From the records below, copy the lines that include "title".

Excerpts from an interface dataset
[Start of section]

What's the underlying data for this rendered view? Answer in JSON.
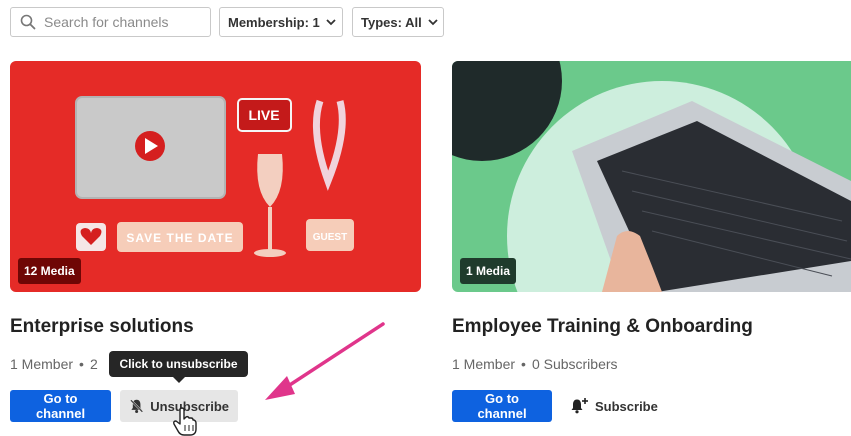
{
  "filters": {
    "search_placeholder": "Search for channels",
    "membership_label": "Membership: 1",
    "types_label": "Types: All"
  },
  "cards": [
    {
      "media_count": "12 Media",
      "title": "Enterprise solutions",
      "members": "1 Member",
      "subscribers": "2",
      "go_label": "Go to channel",
      "subscribe_label": "Unsubscribe",
      "thumb_text": {
        "live": "LIVE",
        "save_the_date": "SAVE THE DATE",
        "guest": "GUEST"
      }
    },
    {
      "media_count": "1 Media",
      "title": "Employee Training & Onboarding",
      "members": "1 Member",
      "subscribers": "0 Subscribers",
      "go_label": "Go to channel",
      "subscribe_label": "Subscribe"
    }
  ],
  "tooltip": "Click to unsubscribe",
  "colors": {
    "primary_button": "#0e62e0",
    "annotation_arrow": "#e0358b",
    "card1_bg": "#e52b27",
    "card2_bg": "#6bc98b"
  }
}
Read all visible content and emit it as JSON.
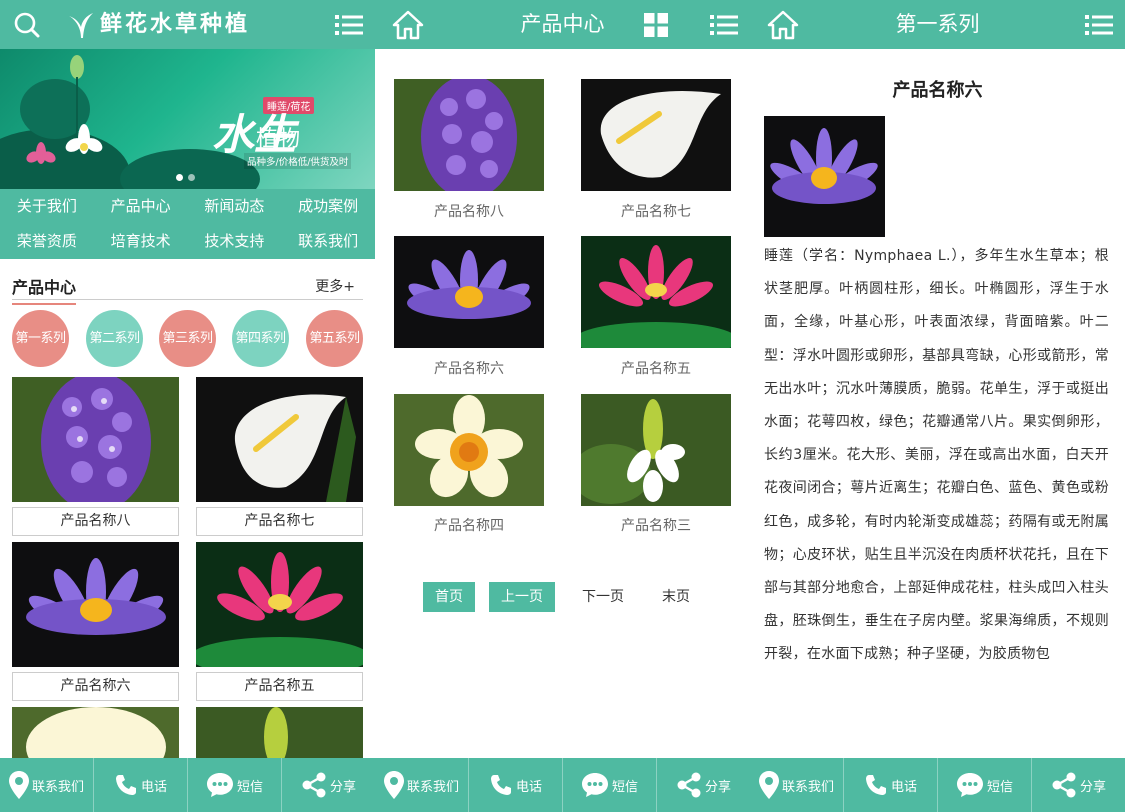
{
  "brand": {
    "logo_text": "鲜花水草种植"
  },
  "banner": {
    "tag": "睡莲/荷花",
    "headline_big": "水生",
    "headline": "植物",
    "sub": "品种多/价格低/供货及时"
  },
  "main_nav": [
    "关于我们",
    "产品中心",
    "新闻动态",
    "成功案例",
    "荣誉资质",
    "培育技术",
    "技术支持",
    "联系我们"
  ],
  "home_section": {
    "title": "产品中心",
    "more": "更多+"
  },
  "categories": [
    {
      "label": "第一系列",
      "color": "#e88e86"
    },
    {
      "label": "第二系列",
      "color": "#7dd3c0"
    },
    {
      "label": "第三系列",
      "color": "#e88e86"
    },
    {
      "label": "第四系列",
      "color": "#7dd3c0"
    },
    {
      "label": "第五系列",
      "color": "#e88e86"
    }
  ],
  "home_products": [
    "产品名称八",
    "产品名称七",
    "产品名称六",
    "产品名称五"
  ],
  "product_center": {
    "title": "产品中心",
    "items": [
      "产品名称八",
      "产品名称七",
      "产品名称六",
      "产品名称五",
      "产品名称四",
      "产品名称三"
    ],
    "pager": {
      "first": "首页",
      "prev": "上一页",
      "next": "下一页",
      "last": "末页"
    }
  },
  "detail": {
    "header": "第一系列",
    "title": "产品名称六",
    "body": "睡莲（学名：Nymphaea L.），多年生水生草本；根状茎肥厚。叶柄圆柱形，细长。叶椭圆形，浮生于水面，全缘，叶基心形，叶表面浓绿，背面暗紫。叶二型：浮水叶圆形或卵形，基部具弯缺，心形或箭形，常无出水叶；沉水叶薄膜质，脆弱。花单生，浮于或挺出水面；花萼四枚，绿色；花瓣通常八片。果实倒卵形，长约3厘米。花大形、美丽，浮在或高出水面，白天开花夜间闭合；萼片近离生；花瓣白色、蓝色、黄色或粉红色，成多轮，有时内轮渐变成雄蕊；药隔有或无附属物；心皮环状，贴生且半沉没在肉质杯状花托，且在下部与其部分地愈合，上部延伸成花柱，柱头成凹入柱头盘，胚珠倒生，垂生在子房内壁。浆果海绵质，不规则开裂，在水面下成熟；种子坚硬，为胶质物包"
  },
  "bottom_bar": [
    {
      "label": "联系我们",
      "icon": "location-pin-icon"
    },
    {
      "label": "电话",
      "icon": "phone-icon"
    },
    {
      "label": "短信",
      "icon": "sms-bubble-icon"
    },
    {
      "label": "分享",
      "icon": "share-icon"
    }
  ],
  "colors": {
    "theme": "#4fbaa1",
    "accent": "#e88e86",
    "accent2": "#7dd3c0"
  }
}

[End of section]

▶ **WRITTEN ANSWER**:
      "title": "Enterprise solutions",
      "title": "Employee Training & Onboarding",
    "title": "产品中心",
    "title": "产品中心",
    "title": "产品名称六",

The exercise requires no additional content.